But all of that discomfort can be prevented by being prepared with the right food and drink before, during and after your run.
If you’ve been putting off running a marathon because you weren’t sure how to fuel your body during the race, consider this your quick guide to running your first marathon.
Get some energy from a variety of sources … preferably with a mix of carbohydrates, fat and protein.
Your body burns through your carbs first, and then onto your fat stores. If you use up all of the carbs in your system, you may feel like you’re starving though you’re actually just burning fat for energy.
What To Consider
In endurance sports, proper nutrition is essential for success. When running marathons or reaching for personal bests, proper fueling is essential for performance. In shorter races and training sessions, balancing electrolytes and fluid is important.
In longer races, the energy demands of the body are greater. Avoiding depletion of body stores requires proper fueling guidelines for successful performance.
Hydration and food intake should be balanced during a run. Dehydration, cramping—or worse—and being unable to complete a distance adversely affect many athletes.
If you train and work out regularly, you already have an idea of how your nutrition works for you on a continual basis.

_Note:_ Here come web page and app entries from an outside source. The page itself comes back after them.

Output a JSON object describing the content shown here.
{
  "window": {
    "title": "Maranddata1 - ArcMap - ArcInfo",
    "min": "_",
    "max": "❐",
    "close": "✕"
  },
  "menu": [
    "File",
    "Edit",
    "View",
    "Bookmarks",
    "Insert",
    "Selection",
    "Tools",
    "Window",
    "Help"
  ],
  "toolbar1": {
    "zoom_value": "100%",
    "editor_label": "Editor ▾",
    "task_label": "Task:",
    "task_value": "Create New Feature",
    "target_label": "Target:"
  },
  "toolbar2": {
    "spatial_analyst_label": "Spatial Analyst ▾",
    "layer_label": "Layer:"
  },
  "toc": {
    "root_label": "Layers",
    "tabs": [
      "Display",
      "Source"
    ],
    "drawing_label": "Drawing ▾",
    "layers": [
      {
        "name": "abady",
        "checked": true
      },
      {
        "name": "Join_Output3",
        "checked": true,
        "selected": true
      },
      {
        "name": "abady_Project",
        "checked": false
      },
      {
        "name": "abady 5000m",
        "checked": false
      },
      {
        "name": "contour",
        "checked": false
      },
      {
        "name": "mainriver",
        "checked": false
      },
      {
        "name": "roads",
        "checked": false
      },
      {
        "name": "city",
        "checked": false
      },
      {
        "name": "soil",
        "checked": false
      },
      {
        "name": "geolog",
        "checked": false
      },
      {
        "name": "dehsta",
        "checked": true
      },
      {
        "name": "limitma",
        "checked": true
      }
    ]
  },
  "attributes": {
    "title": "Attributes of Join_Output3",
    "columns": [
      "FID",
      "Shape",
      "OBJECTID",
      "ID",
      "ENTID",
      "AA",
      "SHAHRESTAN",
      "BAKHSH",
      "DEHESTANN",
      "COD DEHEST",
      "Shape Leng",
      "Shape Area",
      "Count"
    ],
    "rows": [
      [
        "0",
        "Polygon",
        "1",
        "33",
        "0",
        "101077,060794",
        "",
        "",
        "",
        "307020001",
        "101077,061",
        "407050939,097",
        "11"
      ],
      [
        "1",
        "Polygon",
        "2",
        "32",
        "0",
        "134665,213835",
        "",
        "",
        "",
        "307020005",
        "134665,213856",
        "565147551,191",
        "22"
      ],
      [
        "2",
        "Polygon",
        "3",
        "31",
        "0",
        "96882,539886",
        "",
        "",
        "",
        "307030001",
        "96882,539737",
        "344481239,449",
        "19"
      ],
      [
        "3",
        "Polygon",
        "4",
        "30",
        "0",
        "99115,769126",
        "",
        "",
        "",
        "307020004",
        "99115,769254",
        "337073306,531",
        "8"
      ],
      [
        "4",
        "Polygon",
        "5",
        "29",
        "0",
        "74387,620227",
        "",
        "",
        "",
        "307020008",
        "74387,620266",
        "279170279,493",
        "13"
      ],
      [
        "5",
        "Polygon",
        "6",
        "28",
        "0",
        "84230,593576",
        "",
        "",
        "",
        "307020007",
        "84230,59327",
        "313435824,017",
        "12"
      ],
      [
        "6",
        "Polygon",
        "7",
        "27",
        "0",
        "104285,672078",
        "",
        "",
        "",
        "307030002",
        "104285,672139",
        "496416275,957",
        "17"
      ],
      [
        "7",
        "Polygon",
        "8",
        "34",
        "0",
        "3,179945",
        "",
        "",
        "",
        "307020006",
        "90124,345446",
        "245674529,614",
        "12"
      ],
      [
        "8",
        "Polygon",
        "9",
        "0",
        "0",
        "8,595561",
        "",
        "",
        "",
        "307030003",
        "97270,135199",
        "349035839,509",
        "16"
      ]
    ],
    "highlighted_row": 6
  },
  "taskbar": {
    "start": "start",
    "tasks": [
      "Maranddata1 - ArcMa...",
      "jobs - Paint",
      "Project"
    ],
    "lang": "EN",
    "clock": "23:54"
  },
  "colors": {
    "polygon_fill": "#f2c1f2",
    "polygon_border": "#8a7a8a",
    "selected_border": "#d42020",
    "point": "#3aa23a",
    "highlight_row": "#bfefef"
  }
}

Measuring heart rate is one way to gauge fueling needs. Understanding what nutrition, food, and fluid are “burning” or providing energy is essential for nutrition.

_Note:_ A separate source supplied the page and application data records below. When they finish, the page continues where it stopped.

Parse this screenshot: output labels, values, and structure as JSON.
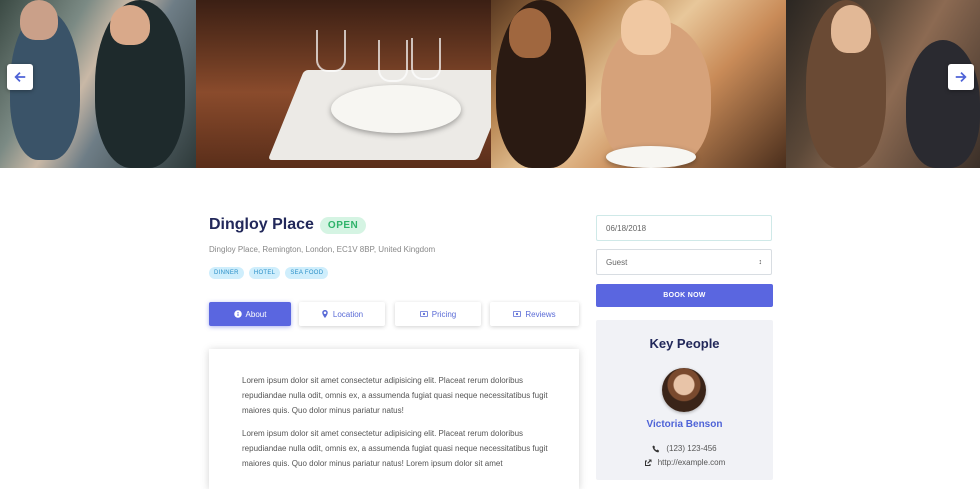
{
  "listing": {
    "name": "Dingloy Place",
    "status": "OPEN",
    "address": "Dingloy Place, Remington, London, EC1V 8BP, United Kingdom",
    "tags": [
      "DINNER",
      "HOTEL",
      "SEA FOOD"
    ]
  },
  "tabs": [
    {
      "label": "About",
      "icon": "info-icon",
      "active": true
    },
    {
      "label": "Location",
      "icon": "map-pin-icon",
      "active": false
    },
    {
      "label": "Pricing",
      "icon": "money-icon",
      "active": false
    },
    {
      "label": "Reviews",
      "icon": "money-icon",
      "active": false
    }
  ],
  "about": {
    "paragraphs": [
      "Lorem ipsum dolor sit amet consectetur adipisicing elit. Placeat rerum doloribus repudiandae nulla odit, omnis ex, a assumenda fugiat quasi neque necessitatibus fugit maiores quis. Quo dolor minus pariatur natus!",
      "Lorem ipsum dolor sit amet consectetur adipisicing elit. Placeat rerum doloribus repudiandae nulla odit, omnis ex, a assumenda fugiat quasi neque necessitatibus fugit maiores quis. Quo dolor minus pariatur natus! Lorem ipsum dolor sit amet"
    ]
  },
  "booking": {
    "date_value": "06/18/2018",
    "guest_selected": "Guest",
    "button_label": "BOOK NOW"
  },
  "key_people": {
    "title": "Key People",
    "name": "Victoria Benson",
    "phone": "(123) 123-456",
    "website": "http://example.com"
  },
  "colors": {
    "accent": "#5a66e0",
    "title": "#22285a",
    "status_green": "#2fb36a",
    "tag_blue": "#cfeefc"
  }
}
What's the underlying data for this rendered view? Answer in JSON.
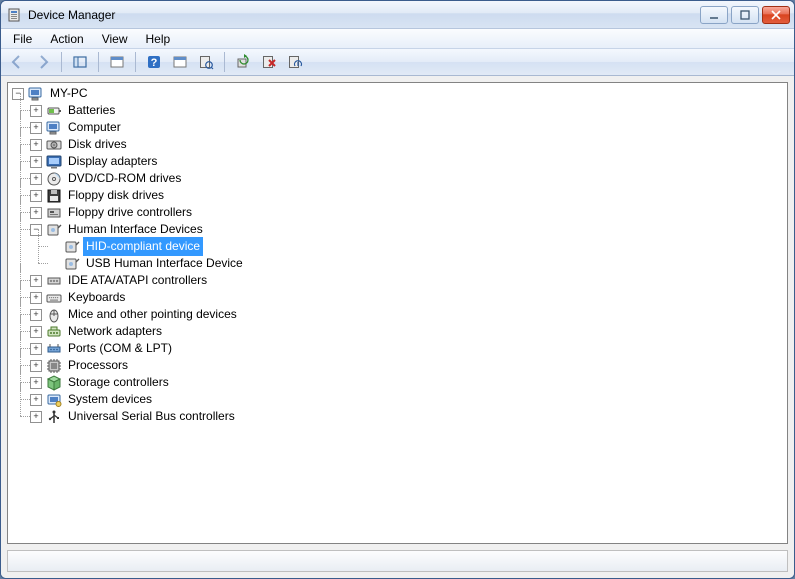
{
  "window": {
    "title": "Device Manager"
  },
  "menu": {
    "file": "File",
    "action": "Action",
    "view": "View",
    "help": "Help"
  },
  "expanders": {
    "minus": "−",
    "plus": "+"
  },
  "tree": {
    "root": "MY-PC",
    "batteries": "Batteries",
    "computer": "Computer",
    "disk_drives": "Disk drives",
    "display_adapters": "Display adapters",
    "dvd": "DVD/CD-ROM drives",
    "floppy_disk_drives": "Floppy disk drives",
    "floppy_drive_controllers": "Floppy drive controllers",
    "hid": "Human Interface Devices",
    "hid_compliant": "HID-compliant device",
    "usb_hid": "USB Human Interface Device",
    "ide": "IDE ATA/ATAPI controllers",
    "keyboards": "Keyboards",
    "mice": "Mice and other pointing devices",
    "network": "Network adapters",
    "ports": "Ports (COM & LPT)",
    "processors": "Processors",
    "storage_controllers": "Storage controllers",
    "system_devices": "System devices",
    "usb_controllers": "Universal Serial Bus controllers"
  }
}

You should be aware of what your body feels like with adequate and insufficient levels of energy. This will help you decide how much to eat, when to eat, and how much or how often to refuel.
If you have had bad experiences in the past with fueling, this, of course, is different. Consistently poor experiences are worth it to investigate why it is happening.
So, should you drink water while running? The short answer is no. Drinking water while running will make you slower and more prone to injury, along with other potential problems.
If you need to stay hydrated while running, there are a few guidelines you can follow to ensure you don’t run out of drink while running:
- Drink a lot in the days leading up to your run
- While running, take bottles of water with you and sip from them throughout the run
- If you’re planning to keep to your recommended pace, take drink with you
- Keep a visual on water sources and refill your bottles regularly